In 1944 Charles Cochrane reviewed Thucydides by John Findley.1 Cochrane’s review is noteworthy in the context of Eric Havelock’s ongoing work on the Sophists and Socrates at that time, and of the close relationship at UT between Cochrane and Harold Innis2. The short review characterized in some detail Finley’s description of “an all-pervasive change in outlook” in Athens in the fifth century BC, which Findley attributed to the deep influence of the Sophists:
Professor Finley now proceeds to examine the intellectual and spiritual atmosphere of the
period covered by [Thucydides’] History — a period which, as he remarks, the historian relived with such intensity.3 This he depicts as a time when the “realistic” thinking of the Sophists made its first and deepest impression on Athens; and he attributes to the impact of Sophism an all-pervasive change in outlook, best described perhaps as the victory of conceptual over symbolic or poetic modes of thought. In this connection Mr. Finley has much of interest and value to say, especially with regard to the so-called antithetic style of discourse in relation to the contemporary mind. Sophistic influence, as he sees it, operated in two ways. In the first place, it provided a fresh impulse to scientific investigation and, therewith, to the “search for causes” in terms of which to understand characters and events. Secondly, it invented in rhetoric a vehicle for “logical” expression, i.e., for identifying and defining the concepts which, according to the findings of contemporary reason, constitute the pattern of things. Both these influences, which are to be discerned in the dramas of Sophocles and Euripides, as well as in the earliest extant samples of Athenian prose literature, are also, as Mr. Finley argues, fully illustrated in the work of the historian.4

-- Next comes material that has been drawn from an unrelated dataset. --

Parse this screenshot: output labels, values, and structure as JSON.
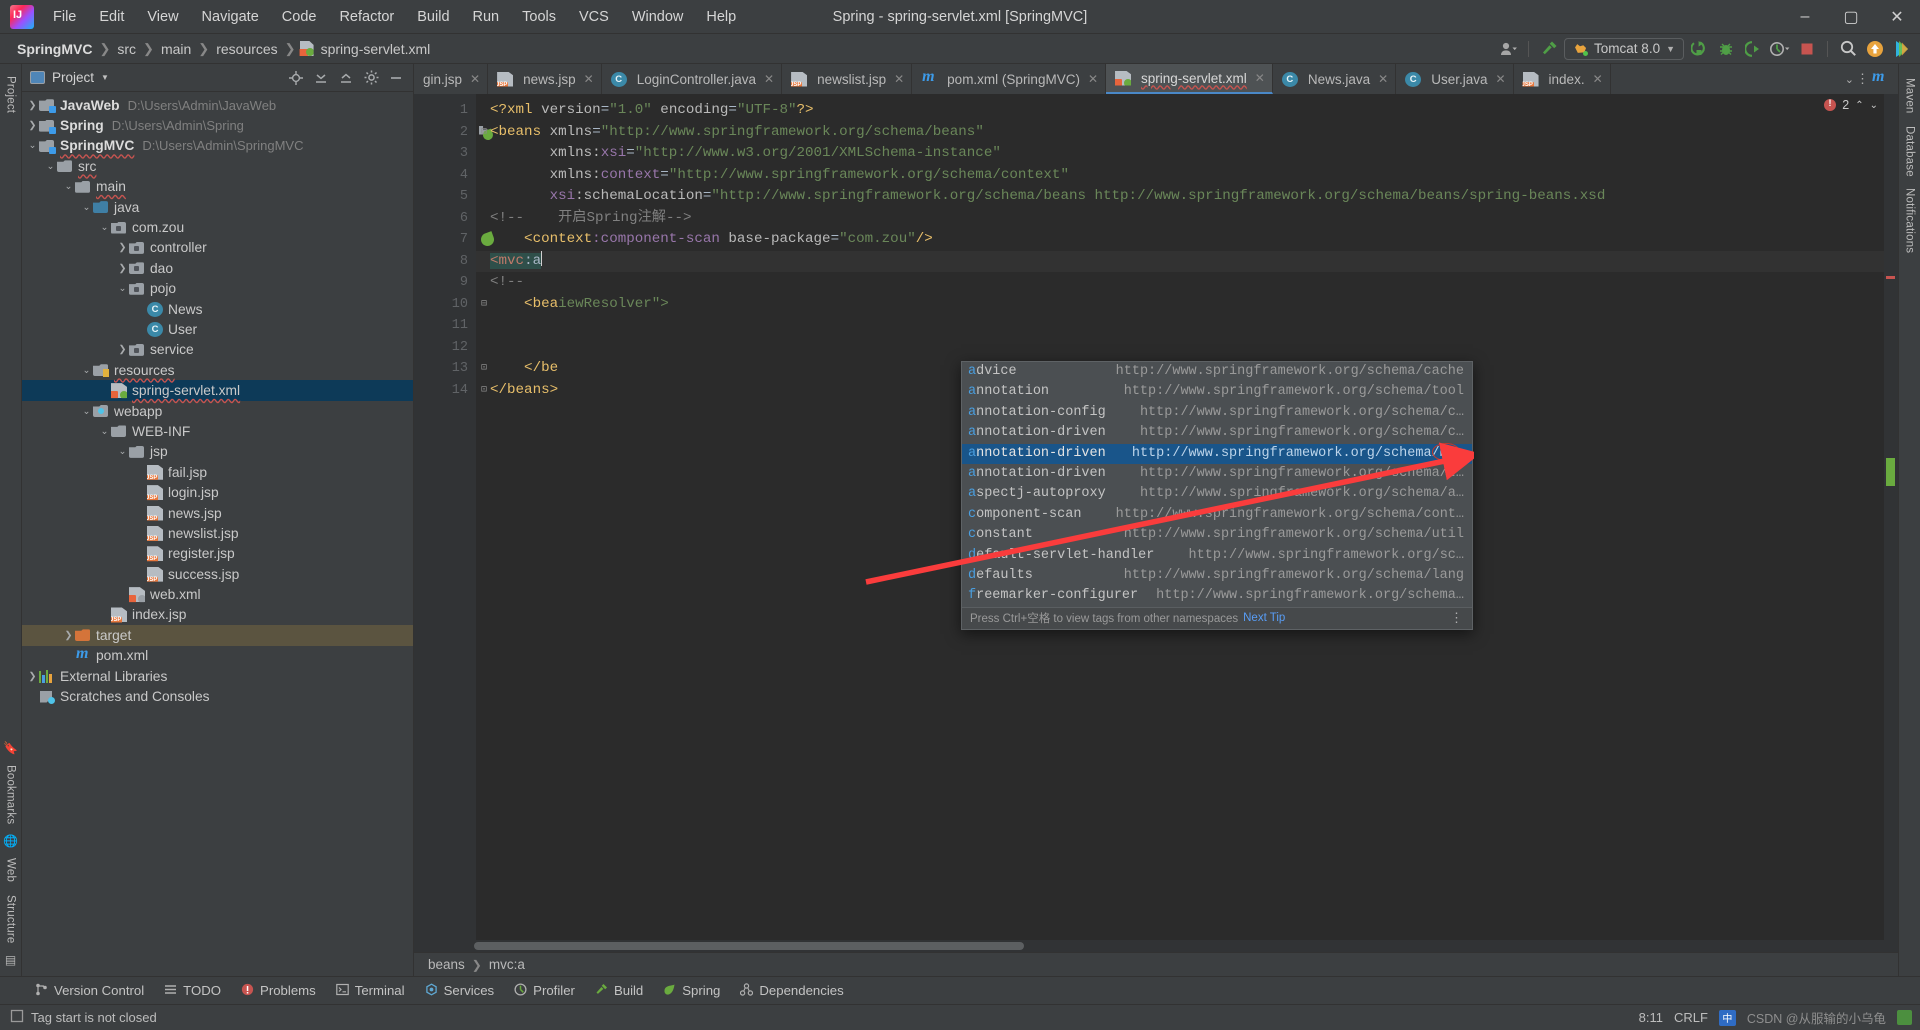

Just what had occasioned this “all-pervasive change in outlook” was a question on everybody’s mind. For the Toronto school — Innis, Havelock and McLuhan — the emerging answer was: literacy.

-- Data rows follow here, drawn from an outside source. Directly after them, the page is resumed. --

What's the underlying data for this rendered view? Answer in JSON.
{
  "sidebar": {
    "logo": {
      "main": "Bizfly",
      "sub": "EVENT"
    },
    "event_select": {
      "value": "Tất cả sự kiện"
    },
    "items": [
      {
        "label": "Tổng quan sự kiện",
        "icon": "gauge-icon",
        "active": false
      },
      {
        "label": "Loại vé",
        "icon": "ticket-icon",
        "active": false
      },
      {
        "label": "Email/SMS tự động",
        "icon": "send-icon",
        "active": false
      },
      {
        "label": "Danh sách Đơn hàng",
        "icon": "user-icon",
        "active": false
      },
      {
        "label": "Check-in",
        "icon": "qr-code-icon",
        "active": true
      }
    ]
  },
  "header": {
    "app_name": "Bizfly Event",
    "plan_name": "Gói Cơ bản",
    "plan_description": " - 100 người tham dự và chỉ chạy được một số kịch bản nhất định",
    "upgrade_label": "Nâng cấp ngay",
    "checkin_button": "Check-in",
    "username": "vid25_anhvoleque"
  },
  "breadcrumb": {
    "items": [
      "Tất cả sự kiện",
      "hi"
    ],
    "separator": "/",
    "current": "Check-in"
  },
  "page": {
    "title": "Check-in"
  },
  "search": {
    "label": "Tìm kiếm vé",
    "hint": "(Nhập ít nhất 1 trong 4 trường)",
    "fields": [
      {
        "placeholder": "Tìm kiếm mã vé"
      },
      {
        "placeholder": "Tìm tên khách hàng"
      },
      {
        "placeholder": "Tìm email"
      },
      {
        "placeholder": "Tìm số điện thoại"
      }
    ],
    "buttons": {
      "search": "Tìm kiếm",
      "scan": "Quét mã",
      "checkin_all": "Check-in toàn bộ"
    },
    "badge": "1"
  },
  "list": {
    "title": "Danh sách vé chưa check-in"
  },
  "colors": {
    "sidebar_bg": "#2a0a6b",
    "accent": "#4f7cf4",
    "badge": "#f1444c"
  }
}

In fact, a hint of this answer appears in Cochrane’s review in a phrase intended by him to suggest mediation only in the vague sense of a middle term. The mind of Thucydides was shaped, says Cochrane, by the “attempt to discover a via media between earlier theories of historical causation, based on religious and philosophical principles, and the rank mechanistic or sensationalistic materialism” of some of the Sophists.

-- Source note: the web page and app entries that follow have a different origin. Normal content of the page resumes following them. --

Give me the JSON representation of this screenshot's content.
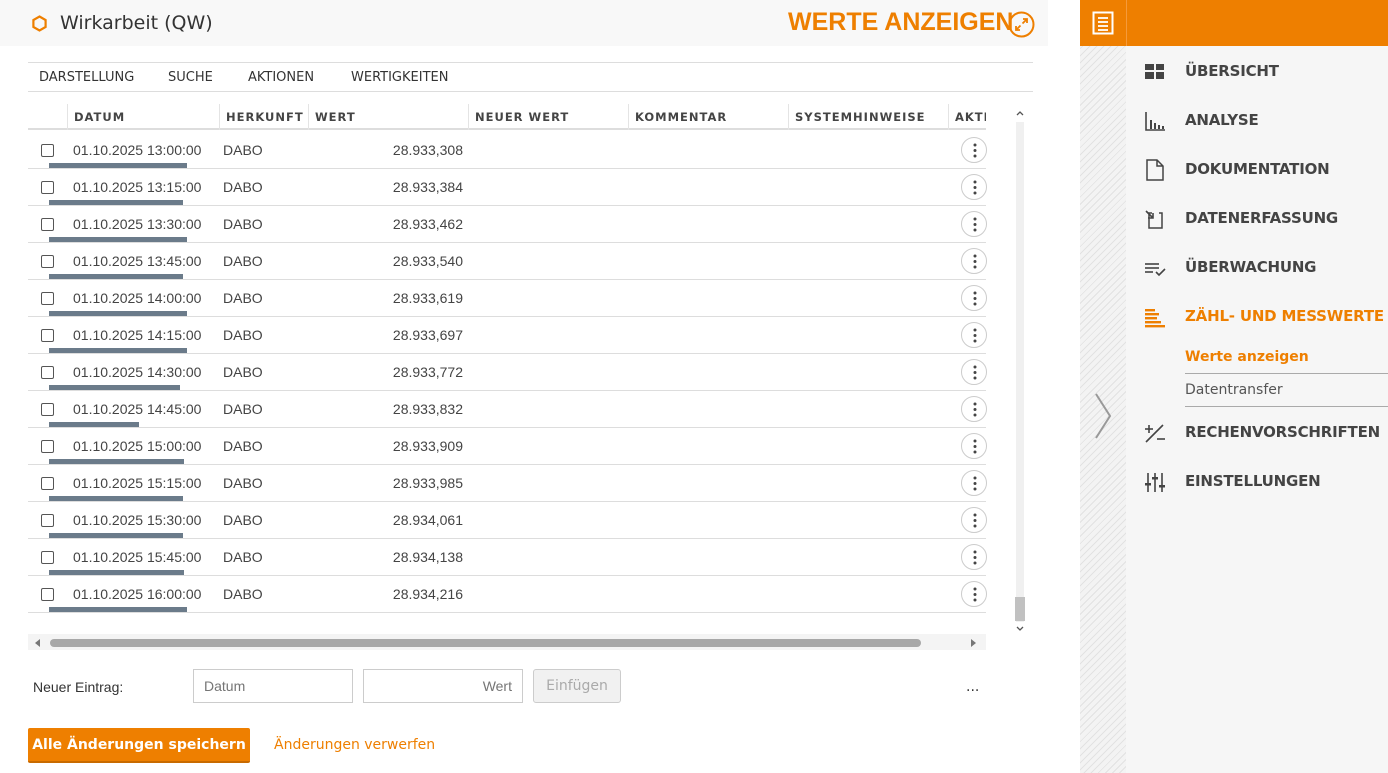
{
  "header": {
    "title": "Wirkarbeit (QW)",
    "page_heading": "WERTE ANZEIGEN",
    "accent_color": "#ee7f00"
  },
  "menu": [
    "DARSTELLUNG",
    "SUCHE",
    "AKTIONEN",
    "WERTIGKEITEN"
  ],
  "table": {
    "columns": [
      "DATUM",
      "HERKUNFT",
      "WERT",
      "NEUER WERT",
      "KOMMENTAR",
      "SYSTEMHINWEISE",
      "AKTI"
    ],
    "rows": [
      {
        "date": "01.10.2025 13:00:00",
        "origin": "DABO",
        "value": "28.933,308",
        "quality": 1.0
      },
      {
        "date": "01.10.2025 13:15:00",
        "origin": "DABO",
        "value": "28.933,384",
        "quality": 0.97
      },
      {
        "date": "01.10.2025 13:30:00",
        "origin": "DABO",
        "value": "28.933,462",
        "quality": 1.0
      },
      {
        "date": "01.10.2025 13:45:00",
        "origin": "DABO",
        "value": "28.933,540",
        "quality": 0.97
      },
      {
        "date": "01.10.2025 14:00:00",
        "origin": "DABO",
        "value": "28.933,619",
        "quality": 1.0
      },
      {
        "date": "01.10.2025 14:15:00",
        "origin": "DABO",
        "value": "28.933,697",
        "quality": 1.0
      },
      {
        "date": "01.10.2025 14:30:00",
        "origin": "DABO",
        "value": "28.933,772",
        "quality": 0.95
      },
      {
        "date": "01.10.2025 14:45:00",
        "origin": "DABO",
        "value": "28.933,832",
        "quality": 0.65
      },
      {
        "date": "01.10.2025 15:00:00",
        "origin": "DABO",
        "value": "28.933,909",
        "quality": 0.98
      },
      {
        "date": "01.10.2025 15:15:00",
        "origin": "DABO",
        "value": "28.933,985",
        "quality": 0.97
      },
      {
        "date": "01.10.2025 15:30:00",
        "origin": "DABO",
        "value": "28.934,061",
        "quality": 0.97
      },
      {
        "date": "01.10.2025 15:45:00",
        "origin": "DABO",
        "value": "28.934,138",
        "quality": 0.98
      },
      {
        "date": "01.10.2025 16:00:00",
        "origin": "DABO",
        "value": "28.934,216",
        "quality": 1.0
      }
    ]
  },
  "new_entry": {
    "label": "Neuer Eintrag:",
    "date_placeholder": "Datum",
    "value_placeholder": "Wert",
    "insert_label": "Einfügen",
    "more": "..."
  },
  "footer": {
    "save_label": "Alle Änderungen speichern",
    "discard_label": "Änderungen verwerfen"
  },
  "sidebar": {
    "items": [
      {
        "label": "ÜBERSICHT",
        "icon": "dashboard-icon",
        "active": false
      },
      {
        "label": "ANALYSE",
        "icon": "bar-chart-icon",
        "active": false
      },
      {
        "label": "DOKUMENTATION",
        "icon": "document-icon",
        "active": false
      },
      {
        "label": "DATENERFASSUNG",
        "icon": "data-entry-icon",
        "active": false
      },
      {
        "label": "ÜBERWACHUNG",
        "icon": "checklist-icon",
        "active": false
      },
      {
        "label": "ZÄHL- UND MESSWERTE",
        "icon": "meter-values-icon",
        "active": true
      },
      {
        "label": "RECHENVORSCHRIFTEN",
        "icon": "calculation-icon",
        "active": false
      },
      {
        "label": "EINSTELLUNGEN",
        "icon": "sliders-icon",
        "active": false
      }
    ],
    "subitems": [
      {
        "label": "Werte anzeigen",
        "active": true
      },
      {
        "label": "Datentransfer",
        "active": false
      }
    ]
  }
}
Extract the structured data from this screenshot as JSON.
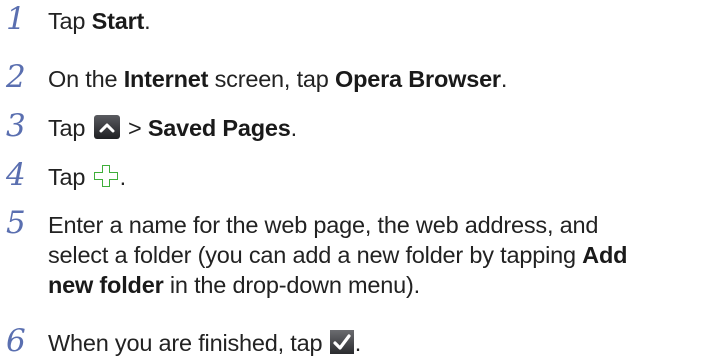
{
  "steps": [
    {
      "number": "1",
      "parts": [
        "Tap ",
        "Start",
        "."
      ]
    },
    {
      "number": "2",
      "parts": [
        "On the ",
        "Internet",
        " screen, tap ",
        "Opera Browser",
        "."
      ]
    },
    {
      "number": "3",
      "parts": [
        "Tap ",
        " > ",
        "Saved Pages",
        "."
      ],
      "icon": "chevron-up-icon"
    },
    {
      "number": "4",
      "parts": [
        "Tap ",
        "."
      ],
      "icon": "plus-icon"
    },
    {
      "number": "5",
      "lines": [
        "Enter a name for the web page, the web address, and",
        "select a folder (you can add a new folder by tapping "
      ],
      "bold_1": "Add",
      "bold_2": "new folder",
      "tail": " in the drop-down menu)."
    },
    {
      "number": "6",
      "parts": [
        "When you are finished, tap ",
        "."
      ],
      "icon": "checkmark-icon"
    }
  ],
  "colors": {
    "step_number": "#5a6fb0",
    "text": "#222222"
  }
}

For Cochrane, Thucydides’ work was therefore an attempt:
to develop a position in the light of which man, while denied all capacity to transcend the world of nature or the material world, might still be regarded as in some sense a genuine agent, the “maker” of his own history. To see Thucydides in this context is, we feel, essential to an adequate appreciation of his work and of the claim that it would live as a “possession forever”. Like most of his “advanced” contemporaries — the Sophists of the Periclean age — the historian was strictly and consistently ἄθεος; as such, he rejected in toto the element of myth which had so far dominated the writing of history. But, unlike the majority, he refused to throw the old gods overboard only to deify “fate” or “chance”. Accordingly, he discovered the hormé — dynamic or principle of motion in human history — not in any general hypothetical principle but in history itself, i.e., in the relationship between the aspirations and ideals of men, on the one hand, and, on the other, the material circumstances upon which their satisfaction depends.5
It would be this “relationship” between mind and environment, each at work on the other, that the Toronto school would thematize as the research field of “communications”.
- John H. Findley, Thucydides, HUP, 1942. Cochrane had published his own Thucydides book in 1929, Thucydides and the Science of History, OUP, 1929. ↩
- See Grant on Innis and Cochrane. ↩
- Thucydides lived from c 460 BC to c 400. His History covers the three decades following the start of the war between Athens and Sparta in 431 BC. ↩
- Charles N. Cochrane, Review of Thucydides, by John H. Finley, Jr, 1942, in Classical Philology, 39:1, January 1944, 57-59. The citations in the remainder of this post come from this same review. ↩
- Importantly, the last part of this passage — “the “dynamic or principle of motion in human history . . . in history itself, i.e., in the relationship between the aspirations and ideals of men, on the one hand, and, on the other, the material circumstances upon which their satisfaction depends” — was cited by Harold Innis in his obituary for Cochrane (‘Charles Norris Cochrane, 1889-1945’, Canadian Journal of Economics and Political Science, 12:1, 1946, pp. 95-97). ↩